— Task prompt —
Repeat the entries exactly but omit the pictures.

[Stored items from a collection]
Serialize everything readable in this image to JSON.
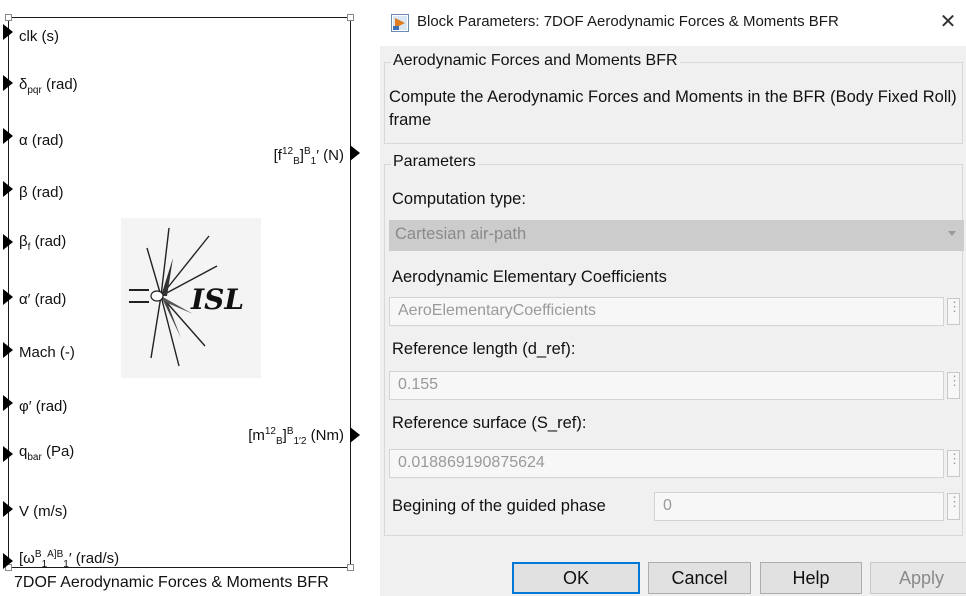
{
  "block": {
    "name": "7DOF Aerodynamic Forces & Moments BFR",
    "inputs": {
      "clk": "clk (s)",
      "delta_base": "δ",
      "delta_sub": "pqr",
      "delta_unit": " (rad)",
      "alpha": "α (rad)",
      "beta": "β (rad)",
      "betaf_base": "β",
      "betaf_sub": "f",
      "betaf_unit": " (rad)",
      "alphap": "α′ (rad)",
      "mach": "Mach (-)",
      "phip": "φ′ (rad)",
      "qbar_base": "q",
      "qbar_sub": "bar",
      "qbar_unit": " (Pa)",
      "v": "V (m/s)",
      "omega_pre": "[ω",
      "omega_sup1": "B",
      "omega_sub1": "1",
      "omega_sup2": "A",
      "omega_sup3": "]",
      "omega_sup4": "B",
      "omega_sub2": "1",
      "omega_unit": "′ (rad/s)"
    },
    "outputs": {
      "force_pre": "[f",
      "force_sup1": "12",
      "force_sub1": "B",
      "force_mid": "]",
      "force_sup2": "B",
      "force_sub2": "1",
      "force_unit": "′ (N)",
      "moment_pre": "[m",
      "moment_sup1": "12",
      "moment_sub1": "B",
      "moment_mid": "]",
      "moment_sup2": "B",
      "moment_sub2": "1′2",
      "moment_unit": " (Nm)"
    },
    "logo_text": "ISL"
  },
  "dialog": {
    "title": "Block Parameters: 7DOF Aerodynamic Forces & Moments BFR",
    "close_glyph": "✕",
    "group1_title": "Aerodynamic Forces and Moments BFR",
    "description": "Compute the Aerodynamic Forces and Moments in the BFR (Body Fixed Roll) frame",
    "group2_title": "Parameters",
    "computation_type_label": "Computation type:",
    "computation_type_value": "Cartesian air-path",
    "coefficients_label": "Aerodynamic Elementary Coefficients",
    "coefficients_value": "AeroElementaryCoefficients",
    "ref_length_label": "Reference length (d_ref):",
    "ref_length_value": "0.155",
    "ref_surface_label": "Reference surface (S_ref):",
    "ref_surface_value": "0.018869190875624",
    "guided_label": "Begining of the guided phase",
    "guided_value": "0",
    "dots_glyph": "⋮",
    "buttons": {
      "ok": "OK",
      "cancel": "Cancel",
      "help": "Help",
      "apply": "Apply"
    }
  },
  "colors": {
    "accent": "#0078d7",
    "dialog_bg": "#f0f0f0",
    "disabled_text": "#9a9a9a"
  }
}
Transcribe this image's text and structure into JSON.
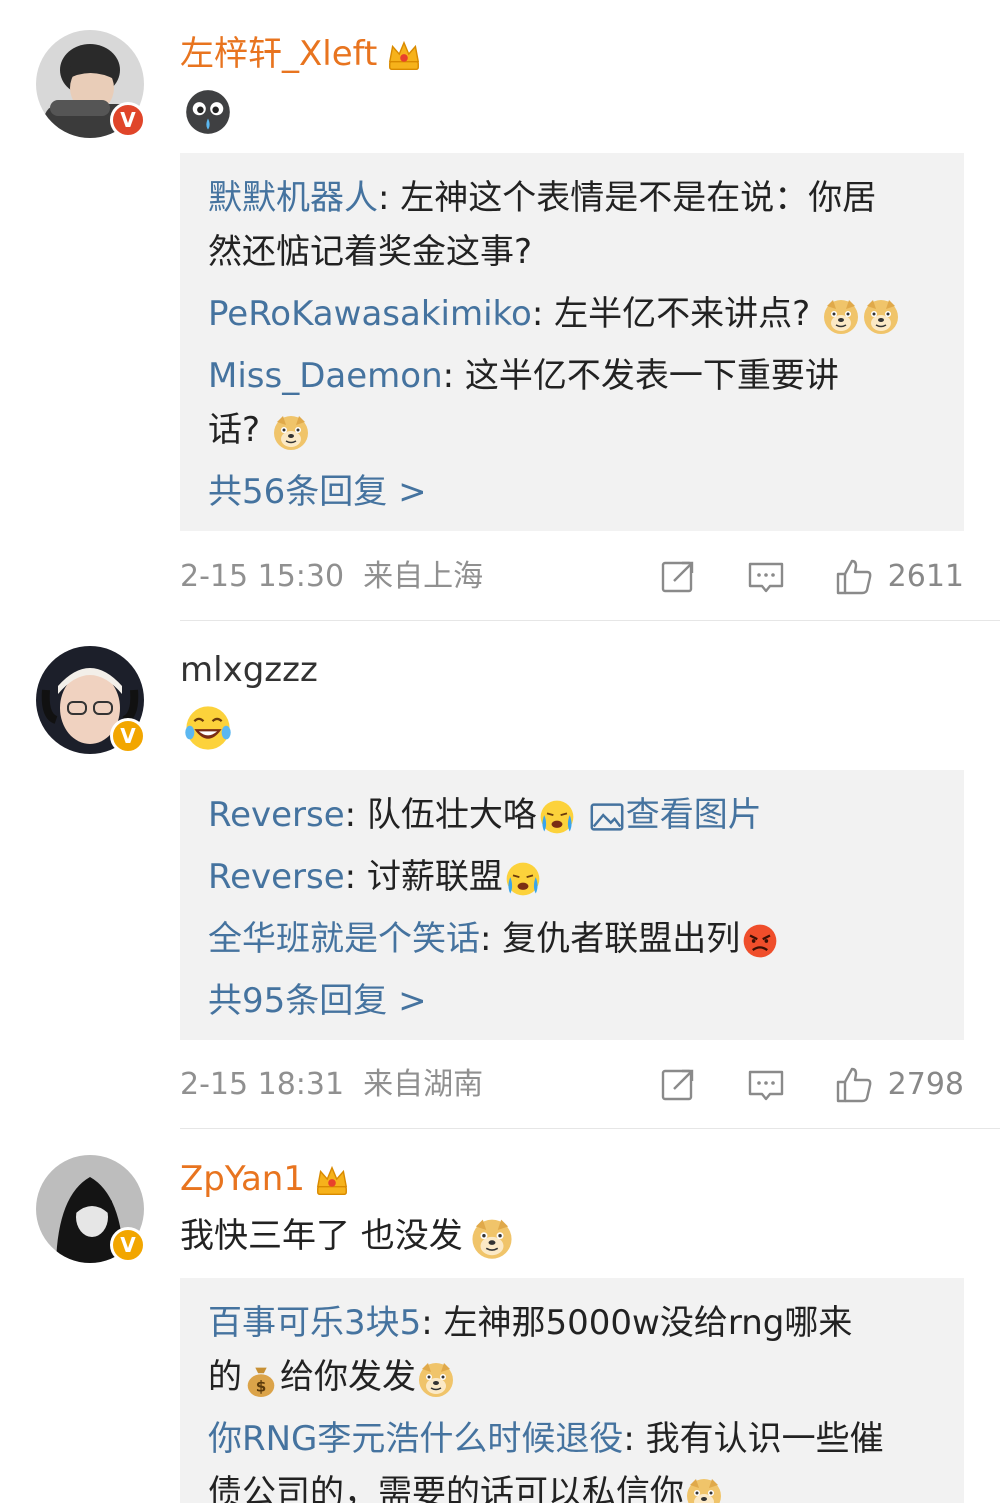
{
  "comments": [
    {
      "username": "左梓轩_Xleft",
      "avatar_icon": "avatar-photo",
      "verified_badge": "V",
      "badge_color": "#e0452a",
      "body_emoji": "crying-bomb-emoji",
      "replies": [
        {
          "author": "默默机器人",
          "sep": ": ",
          "text_line1": "左神这个表情是不是在说：你居",
          "text_line2": "然还惦记着奖金这事?"
        },
        {
          "author": "PeRoKawasakimiko",
          "sep": ": ",
          "text": "左半亿不来讲点?"
        },
        {
          "author": "Miss_Daemon",
          "sep": ": ",
          "text_line1": "这半亿不发表一下重要讲",
          "text_line2": "话?"
        }
      ],
      "more_replies": "共56条回复 >",
      "time": "2-15 15:30",
      "location": "来自上海",
      "likes": "2611"
    },
    {
      "username": "mlxgzzz",
      "avatar_icon": "avatar-photo",
      "verified_badge": "V",
      "badge_color": "#f2a600",
      "body_emoji": "laughing-tears-emoji",
      "replies": [
        {
          "author": "Reverse",
          "sep": ": ",
          "text": "队伍壮大咯",
          "link": "查看图片"
        },
        {
          "author": "Reverse",
          "sep": ": ",
          "text": "讨薪联盟"
        },
        {
          "author": "全华班就是个笑话",
          "sep": ": ",
          "text": "复仇者联盟出列"
        }
      ],
      "more_replies": "共95条回复 >",
      "time": "2-15 18:31",
      "location": "来自湖南",
      "likes": "2798"
    },
    {
      "username": "ZpYan1",
      "avatar_icon": "avatar-photo",
      "verified_badge": "V",
      "badge_color": "#f2a600",
      "body_text": "我快三年了 也没发",
      "replies": [
        {
          "author": "百事可乐3块5",
          "sep": ": ",
          "text_line1": "左神那5000w没给rng哪来",
          "text_line2a": "的",
          "text_line2b": "给你发发"
        },
        {
          "author": "你RNG李元浩什么时候退役",
          "sep": ": ",
          "text_line1": "我有认识一些催",
          "text_line2": "债公司的，需要的话可以私信你"
        }
      ]
    }
  ],
  "colors": {
    "link": "#45739f",
    "username_vip": "#e8741f",
    "reply_bg": "#f2f2f2",
    "meta_gray": "#909090"
  }
}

— Expected output —
Serialize everything readable in this image to JSON.
{
  "block": {
    "name": "7DOF Aerodynamic Forces & Moments BFR",
    "inputs": {
      "clk": "clk (s)",
      "delta_base": "δ",
      "delta_sub": "pqr",
      "delta_unit": " (rad)",
      "alpha": "α (rad)",
      "beta": "β (rad)",
      "betaf_base": "β",
      "betaf_sub": "f",
      "betaf_unit": " (rad)",
      "alphap": "α′ (rad)",
      "mach": "Mach (-)",
      "phip": "φ′ (rad)",
      "qbar_base": "q",
      "qbar_sub": "bar",
      "qbar_unit": " (Pa)",
      "v": "V (m/s)",
      "omega_pre": "[ω",
      "omega_sup1": "B",
      "omega_sub1": "1",
      "omega_sup2": "A",
      "omega_sup3": "]",
      "omega_sup4": "B",
      "omega_sub2": "1",
      "omega_unit": "′ (rad/s)"
    },
    "outputs": {
      "force_pre": "[f",
      "force_sup1": "12",
      "force_sub1": "B",
      "force_mid": "]",
      "force_sup2": "B",
      "force_sub2": "1",
      "force_unit": "′ (N)",
      "moment_pre": "[m",
      "moment_sup1": "12",
      "moment_sub1": "B",
      "moment_mid": "]",
      "moment_sup2": "B",
      "moment_sub2": "1′2",
      "moment_unit": " (Nm)"
    },
    "logo_text": "ISL"
  },
  "dialog": {
    "title": "Block Parameters: 7DOF Aerodynamic Forces & Moments BFR",
    "close_glyph": "✕",
    "group1_title": "Aerodynamic Forces and Moments BFR",
    "description": "Compute the Aerodynamic Forces and Moments in the BFR (Body Fixed Roll) frame",
    "group2_title": "Parameters",
    "computation_type_label": "Computation type:",
    "computation_type_value": "Cartesian air-path",
    "coefficients_label": "Aerodynamic Elementary Coefficients",
    "coefficients_value": "AeroElementaryCoefficients",
    "ref_length_label": "Reference length (d_ref):",
    "ref_length_value": "0.155",
    "ref_surface_label": "Reference surface (S_ref):",
    "ref_surface_value": "0.018869190875624",
    "guided_label": "Begining of the guided phase",
    "guided_value": "0",
    "dots_glyph": "⋮",
    "buttons": {
      "ok": "OK",
      "cancel": "Cancel",
      "help": "Help",
      "apply": "Apply"
    }
  },
  "colors": {
    "accent": "#0078d7",
    "dialog_bg": "#f0f0f0",
    "disabled_text": "#9a9a9a"
  }
}
Transcribe this image's text and structure into JSON.
{
  "comments": [
    {
      "username": "左梓轩_Xleft",
      "avatar_icon": "avatar-photo",
      "verified_badge": "V",
      "badge_color": "#e0452a",
      "body_emoji": "crying-bomb-emoji",
      "replies": [
        {
          "author": "默默机器人",
          "sep": ": ",
          "text_line1": "左神这个表情是不是在说：你居",
          "text_line2": "然还惦记着奖金这事?"
        },
        {
          "author": "PeRoKawasakimiko",
          "sep": ": ",
          "text": "左半亿不来讲点?"
        },
        {
          "author": "Miss_Daemon",
          "sep": ": ",
          "text_line1": "这半亿不发表一下重要讲",
          "text_line2": "话?"
        }
      ],
      "more_replies": "共56条回复 >",
      "time": "2-15 15:30",
      "location": "来自上海",
      "likes": "2611"
    },
    {
      "username": "mlxgzzz",
      "avatar_icon": "avatar-photo",
      "verified_badge": "V",
      "badge_color": "#f2a600",
      "body_emoji": "laughing-tears-emoji",
      "replies": [
        {
          "author": "Reverse",
          "sep": ": ",
          "text": "队伍壮大咯",
          "link": "查看图片"
        },
        {
          "author": "Reverse",
          "sep": ": ",
          "text": "讨薪联盟"
        },
        {
          "author": "全华班就是个笑话",
          "sep": ": ",
          "text": "复仇者联盟出列"
        }
      ],
      "more_replies": "共95条回复 >",
      "time": "2-15 18:31",
      "location": "来自湖南",
      "likes": "2798"
    },
    {
      "username": "ZpYan1",
      "avatar_icon": "avatar-photo",
      "verified_badge": "V",
      "badge_color": "#f2a600",
      "body_text": "我快三年了 也没发",
      "replies": [
        {
          "author": "百事可乐3块5",
          "sep": ": ",
          "text_line1": "左神那5000w没给rng哪来",
          "text_line2a": "的",
          "text_line2b": "给你发发"
        },
        {
          "author": "你RNG李元浩什么时候退役",
          "sep": ": ",
          "text_line1": "我有认识一些催",
          "text_line2": "债公司的，需要的话可以私信你"
        }
      ]
    }
  ],
  "colors": {
    "link": "#45739f",
    "username_vip": "#e8741f",
    "reply_bg": "#f2f2f2",
    "meta_gray": "#909090"
  }
}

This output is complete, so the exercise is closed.